The device responsible for the feat is called the Mars Oxygen In-Situ Resource Utilization Experiment (MOXIE), which is the size of a toaster, weighing about 38 pounds on Earth and a slim 14 on Mars. By superheating carbon dioxide to 1,470 degrees Fahrenheit to split it on a chemical level, MOXIE can produce up to ten grams of oxygen per hour in the lab; this week, it managed to pump out about five grams, which is enough for an astronaut to breathe for ten minutes, according to NASA’s Jet Propulsion Laboratory.

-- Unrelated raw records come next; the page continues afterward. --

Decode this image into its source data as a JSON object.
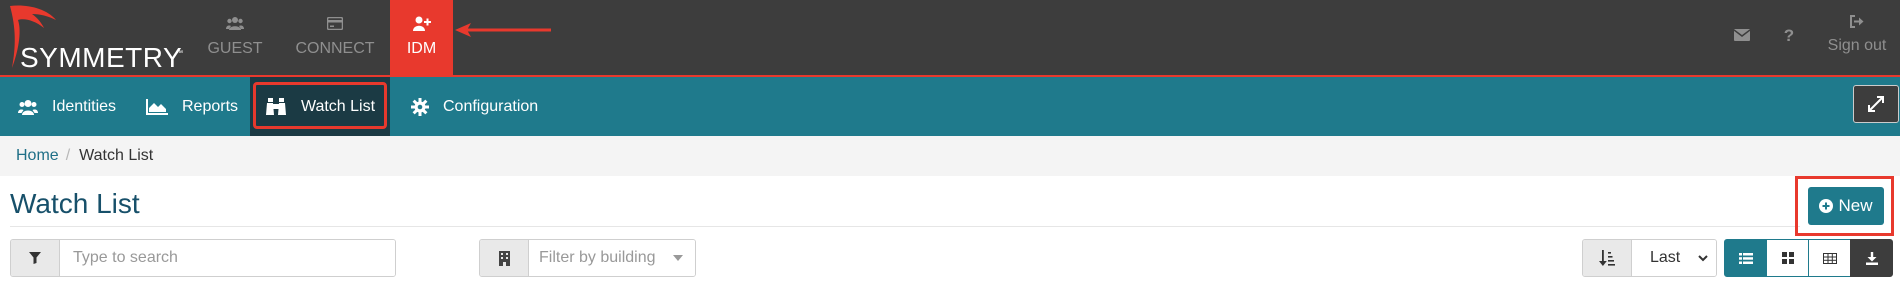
{
  "brand": {
    "name": "SYMMETRY",
    "tm": "™"
  },
  "top_nav": [
    {
      "label": "GUEST",
      "icon": "users-icon"
    },
    {
      "label": "CONNECT",
      "icon": "card-icon"
    },
    {
      "label": "IDM",
      "icon": "user-plus-icon",
      "active": true
    }
  ],
  "top_right": {
    "mail_icon": "envelope-icon",
    "help_label": "?",
    "signout_label": "Sign out"
  },
  "sub_nav": [
    {
      "label": "Identities",
      "icon": "users-icon"
    },
    {
      "label": "Reports",
      "icon": "area-chart-icon"
    },
    {
      "label": "Watch List",
      "icon": "binoculars-icon",
      "active": true
    },
    {
      "label": "Configuration",
      "icon": "gear-icon"
    }
  ],
  "breadcrumb": {
    "home": "Home",
    "separator": "/",
    "current": "Watch List"
  },
  "page": {
    "title": "Watch List",
    "new_label": "New"
  },
  "filters": {
    "search_placeholder": "Type to search",
    "building_placeholder": "Filter by building",
    "sort_value": "Last"
  },
  "views": [
    "list-view",
    "tile-view",
    "table-view",
    "download"
  ],
  "colors": {
    "topbar": "#3d3d3d",
    "accent_red": "#e8392d",
    "teal": "#1f7a8c",
    "active_dark": "#1b3a44",
    "title_blue": "#17506a"
  }
}
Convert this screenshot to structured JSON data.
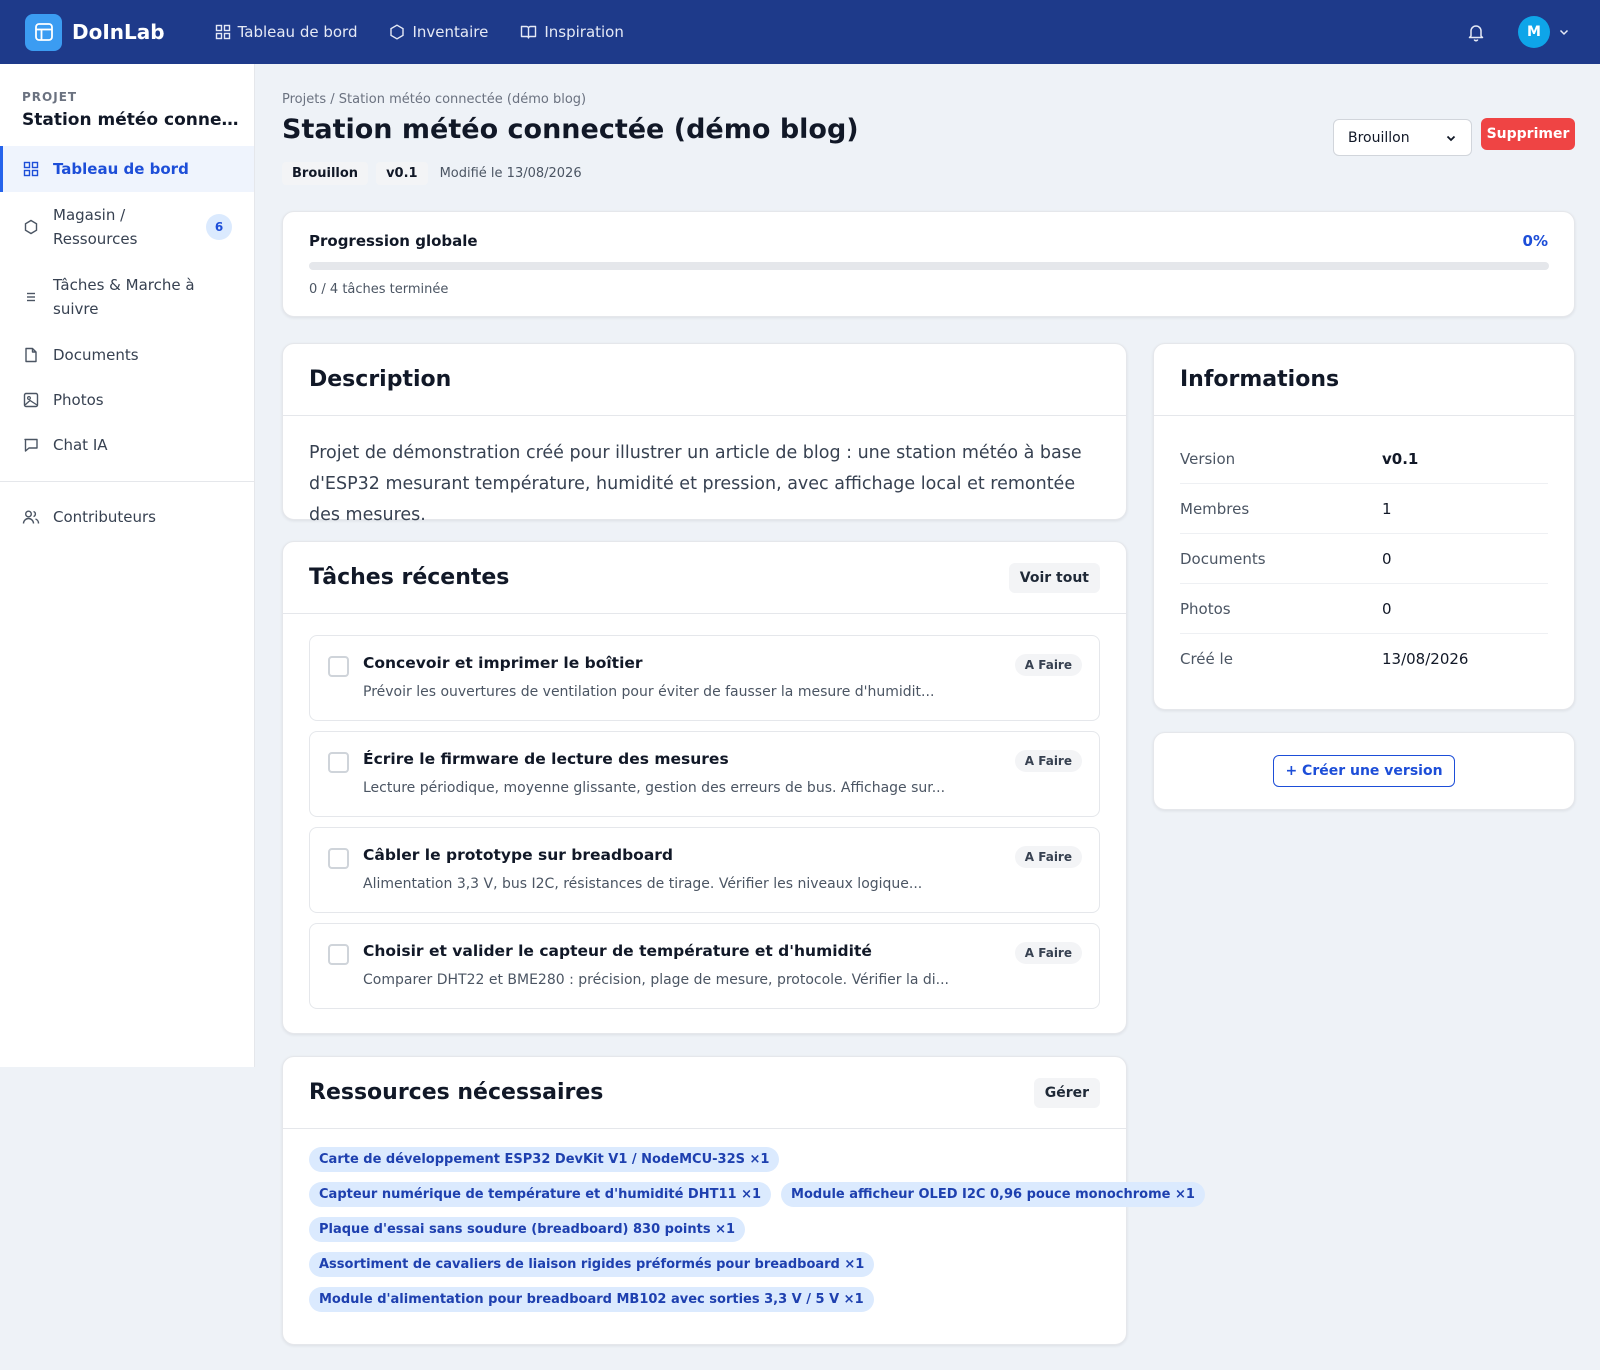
{
  "app": {
    "name": "DoInLab"
  },
  "topnav": {
    "items": [
      {
        "label": "Tableau de bord",
        "icon": "grid-icon"
      },
      {
        "label": "Inventaire",
        "icon": "hexagon-icon"
      },
      {
        "label": "Inspiration",
        "icon": "book-icon"
      }
    ],
    "avatar_initial": "M"
  },
  "sidebar": {
    "section_label": "PROJET",
    "project_name": "Station météo connectée (démo blog)",
    "items": [
      {
        "label": "Tableau de bord",
        "icon": "grid-icon",
        "active": true
      },
      {
        "label": "Magasin / Ressources",
        "icon": "hexagon-icon",
        "badge": "6"
      },
      {
        "label": "Tâches & Marche à suivre",
        "icon": "list-icon"
      },
      {
        "label": "Documents",
        "icon": "file-icon"
      },
      {
        "label": "Photos",
        "icon": "image-icon"
      },
      {
        "label": "Chat IA",
        "icon": "chat-icon"
      }
    ],
    "footer_item": {
      "label": "Contributeurs",
      "icon": "users-icon"
    }
  },
  "header": {
    "breadcrumb": "Projets / Station météo connectée (démo blog)",
    "title": "Station météo connectée (démo blog)",
    "status_tag": "Brouillon",
    "version_tag": "v0.1",
    "modified": "Modifié le 13/08/2026",
    "status_select": "Brouillon",
    "delete_label": "Supprimer"
  },
  "progress": {
    "title": "Progression globale",
    "percent_label": "0%",
    "fraction": 0,
    "subtitle": "0 / 4 tâches terminée"
  },
  "description": {
    "title": "Description",
    "text": "Projet de démonstration créé pour illustrer un article de blog : une station météo à base d'ESP32 mesurant température, humidité et pression, avec affichage local et remontée des mesures."
  },
  "tasks": {
    "title": "Tâches récentes",
    "view_all": "Voir tout",
    "items": [
      {
        "title": "Concevoir et imprimer le boîtier",
        "desc": "Prévoir les ouvertures de ventilation pour éviter de fausser la mesure d'humidit...",
        "status": "A Faire"
      },
      {
        "title": "Écrire le firmware de lecture des mesures",
        "desc": "Lecture périodique, moyenne glissante, gestion des erreurs de bus. Affichage sur...",
        "status": "A Faire"
      },
      {
        "title": "Câbler le prototype sur breadboard",
        "desc": "Alimentation 3,3 V, bus I2C, résistances de tirage. Vérifier les niveaux logique...",
        "status": "A Faire"
      },
      {
        "title": "Choisir et valider le capteur de température et d'humidité",
        "desc": "Comparer DHT22 et BME280 : précision, plage de mesure, protocole. Vérifier la di...",
        "status": "A Faire"
      }
    ]
  },
  "resources": {
    "title": "Ressources nécessaires",
    "manage": "Gérer",
    "items": [
      "Carte de développement ESP32 DevKit V1 / NodeMCU-32S ×1",
      "Capteur numérique de température et d'humidité DHT11 ×1",
      "Module afficheur OLED I2C 0,96 pouce monochrome ×1",
      "Plaque d'essai sans soudure (breadboard) 830 points ×1",
      "Assortiment de cavaliers de liaison rigides préformés pour breadboard ×1",
      "Module d'alimentation pour breadboard MB102 avec sorties 3,3 V / 5 V ×1"
    ]
  },
  "info": {
    "title": "Informations",
    "rows": [
      {
        "key": "Version",
        "value": "v0.1"
      },
      {
        "key": "Membres",
        "value": "1"
      },
      {
        "key": "Documents",
        "value": "0"
      },
      {
        "key": "Photos",
        "value": "0"
      },
      {
        "key": "Créé le",
        "value": "13/08/2026"
      }
    ]
  },
  "version_action": {
    "label": "+ Créer une version"
  },
  "colors": {
    "topbar": "#1e3a8a",
    "accent": "#2563eb",
    "danger": "#ef4444",
    "chip_bg": "#dbeafe"
  }
}
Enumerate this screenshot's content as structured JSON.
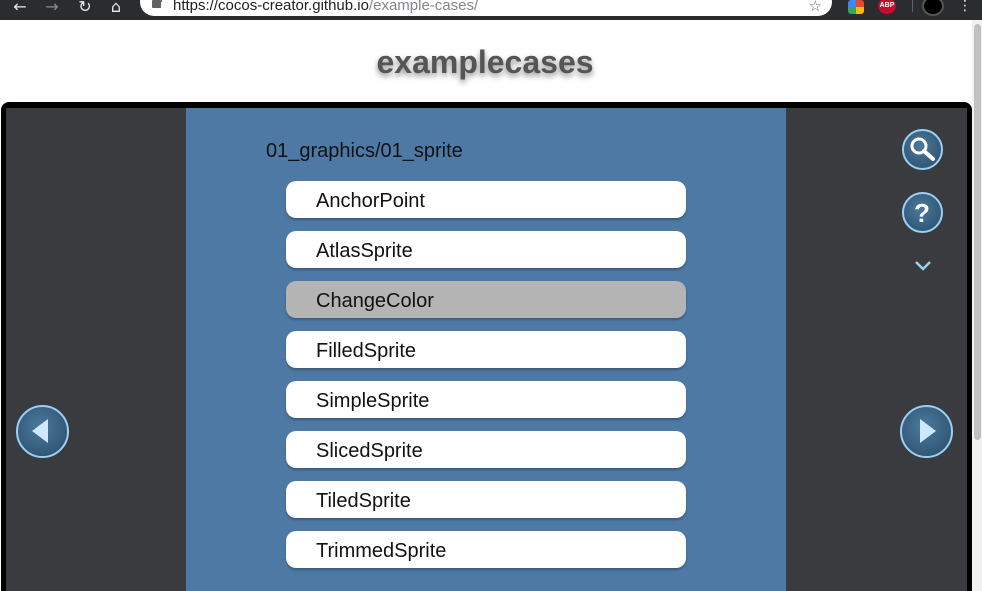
{
  "browser": {
    "url_host": "https://cocos-creator.github.io",
    "url_path": "/example-cases/",
    "back_glyph": "←",
    "forward_glyph": "→",
    "reload_glyph": "↻",
    "home_glyph": "⌂",
    "star_glyph": "☆",
    "abp_label": "ABP",
    "menu_glyph": "⋮"
  },
  "page": {
    "title": "examplecases"
  },
  "list": {
    "section_title": "01_graphics/01_sprite",
    "items": [
      {
        "label": "AnchorPoint",
        "selected": false
      },
      {
        "label": "AtlasSprite",
        "selected": false
      },
      {
        "label": "ChangeColor",
        "selected": true
      },
      {
        "label": "FilledSprite",
        "selected": false
      },
      {
        "label": "SimpleSprite",
        "selected": false
      },
      {
        "label": "SlicedSprite",
        "selected": false
      },
      {
        "label": "TiledSprite",
        "selected": false
      },
      {
        "label": "TrimmedSprite",
        "selected": false
      }
    ]
  },
  "controls": {
    "search_icon": "search-icon",
    "help_icon": "help-icon",
    "help_glyph": "?",
    "expand_icon": "chevron-down-icon",
    "prev_icon": "prev-arrow-icon",
    "next_icon": "next-arrow-icon"
  },
  "colors": {
    "panel": "#4e79a4",
    "background": "#3a3b3f",
    "item": "#ffffff",
    "item_selected": "#b4b4b4",
    "icon_ring": "#9ad0f5"
  }
}
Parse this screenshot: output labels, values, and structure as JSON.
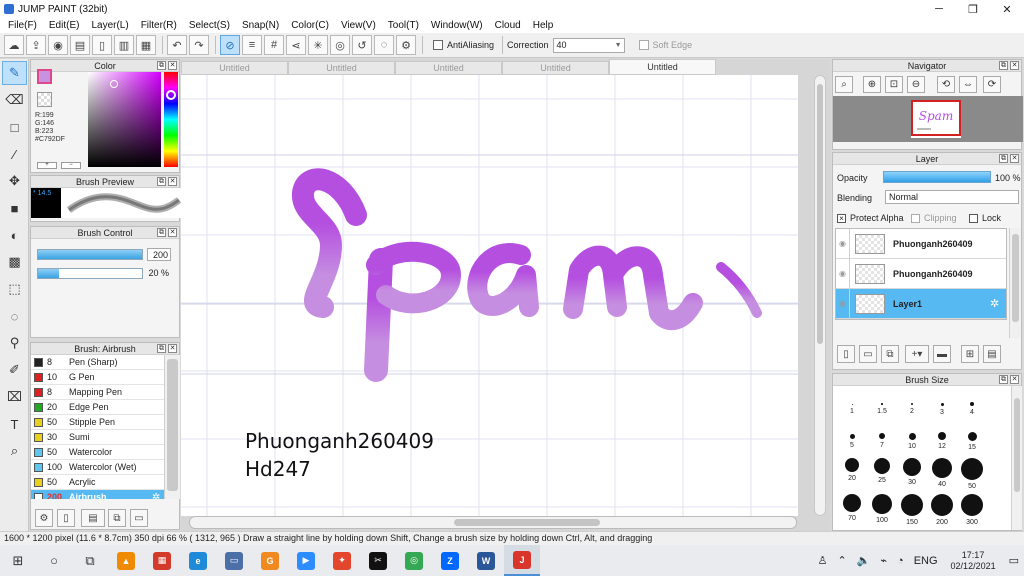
{
  "window": {
    "title": "JUMP PAINT (32bit)",
    "controls": [
      "─",
      "❐",
      "✕"
    ]
  },
  "menu": [
    "File(F)",
    "Edit(E)",
    "Layer(L)",
    "Filter(R)",
    "Select(S)",
    "Snap(N)",
    "Color(C)",
    "View(V)",
    "Tool(T)",
    "Window(W)",
    "Cloud",
    "Help"
  ],
  "toolbar": {
    "antialiasing_label": "AntiAliasing",
    "correction_label": "Correction",
    "correction_value": "40",
    "soft_edge_label": "Soft Edge"
  },
  "color_panel": {
    "title": "Color",
    "foreground": "#c792df",
    "readout": [
      "R:199",
      "G:146",
      "B:223",
      "#C792DF"
    ]
  },
  "brush_preview": {
    "title": "Brush Preview",
    "size": "* 14.5"
  },
  "brush_control": {
    "title": "Brush Control",
    "size_value": "200",
    "size_fill": 1.0,
    "opacity_value": "20 %",
    "opacity_fill": 0.2
  },
  "brush_panel": {
    "title": "Brush: Airbrush",
    "items": [
      {
        "color": "#222222",
        "size": "8",
        "name": "Pen (Sharp)"
      },
      {
        "color": "#e02020",
        "size": "10",
        "name": "G Pen"
      },
      {
        "color": "#e02020",
        "size": "8",
        "name": "Mapping Pen"
      },
      {
        "color": "#22aa22",
        "size": "20",
        "name": "Edge Pen"
      },
      {
        "color": "#e8d020",
        "size": "50",
        "name": "Stipple Pen"
      },
      {
        "color": "#e8d020",
        "size": "30",
        "name": "Sumi"
      },
      {
        "color": "#5ec6f0",
        "size": "50",
        "name": "Watercolor"
      },
      {
        "color": "#5ec6f0",
        "size": "100",
        "name": "Watercolor (Wet)"
      },
      {
        "color": "#e8d020",
        "size": "50",
        "name": "Acrylic"
      },
      {
        "color": "#ffffff",
        "size": "200",
        "name": "Airbrush",
        "selected": true
      }
    ]
  },
  "tabs": [
    "Untitled",
    "Untitled",
    "Untitled",
    "Untitled",
    "Untitled"
  ],
  "canvas": {
    "lettering": "Spam",
    "lettering_color_top": "#b54fe0",
    "lettering_color_bottom": "#c58ee0",
    "text_lines": [
      "Phuonganh260409",
      "Hd247"
    ]
  },
  "navigator": {
    "title": "Navigator",
    "thumb_text": "Spam"
  },
  "layer_panel": {
    "title": "Layer",
    "opacity_label": "Opacity",
    "opacity_value": "100 %",
    "blending_label": "Blending",
    "blending_value": "Normal",
    "protect_alpha": "Protect Alpha",
    "clipping": "Clipping",
    "lock": "Lock",
    "layers": [
      {
        "name": "Phuonganh260409",
        "selected": false
      },
      {
        "name": "Phuonganh260409",
        "selected": false
      },
      {
        "name": "Layer1",
        "selected": true
      }
    ]
  },
  "brush_size_panel": {
    "title": "Brush Size",
    "sizes": [
      "1",
      "1.5",
      "2",
      "3",
      "4",
      "5",
      "7",
      "10",
      "12",
      "15",
      "20",
      "25",
      "30",
      "40",
      "50",
      "70",
      "100",
      "150",
      "200",
      "300"
    ]
  },
  "status": {
    "text": "1600 * 1200 pixel   (11.6 * 8.7cm)   350 dpi   66 %   ( 1312, 965 )   Draw a straight line by holding down Shift, Change a brush size by holding down Ctrl, Alt, and dragging"
  },
  "taskbar": {
    "language": "ENG",
    "time": "17:17",
    "date": "02/12/2021",
    "apps": [
      "windows-start",
      "cortana",
      "task-view",
      "vlc",
      "explorer-a",
      "edge",
      "files",
      "ps",
      "zoom",
      "app-x",
      "capcut",
      "chrome",
      "zalo",
      "word",
      "jump-paint"
    ]
  }
}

For future missions, there’s plenty of carbon dioxide to work with: The Martian atmosphere is about 95 percent carbon, with the remainder mostly made up of nitrogen and argon. Scientists hope that they’ll eventually be able to scale up the device to allow astronauts to survive off MOXIE oxygen.
According to Michael Hecht, an MIT scientist who’s the operational director of the MOXIE project, a group of four astronauts would require one metric ton of oxygen to last a whole year. Oxygen production would also be crucial to getting an astronaut team back to Earth, an associate administrator for NASA’s Space Technology Mission Directorate said on Wednesday: “Oxygen isn’t just the stuff we breathe. Rocket propellant depends on oxygen, and to make the trip home.” (Due to the space and weight required to store a year’s worth of breathable oxygen, schlepping it from Earth is considered impractical.)
On Wednesday, NASA also announced a successful second flight for its Ingenuity helicopter, reaching an altitude of 16 feet and flying for 52 seconds — breaking the previous (and only) rotorcraft record set on Mars earlier this week, when it reached 10 feet and flew for 40 seconds.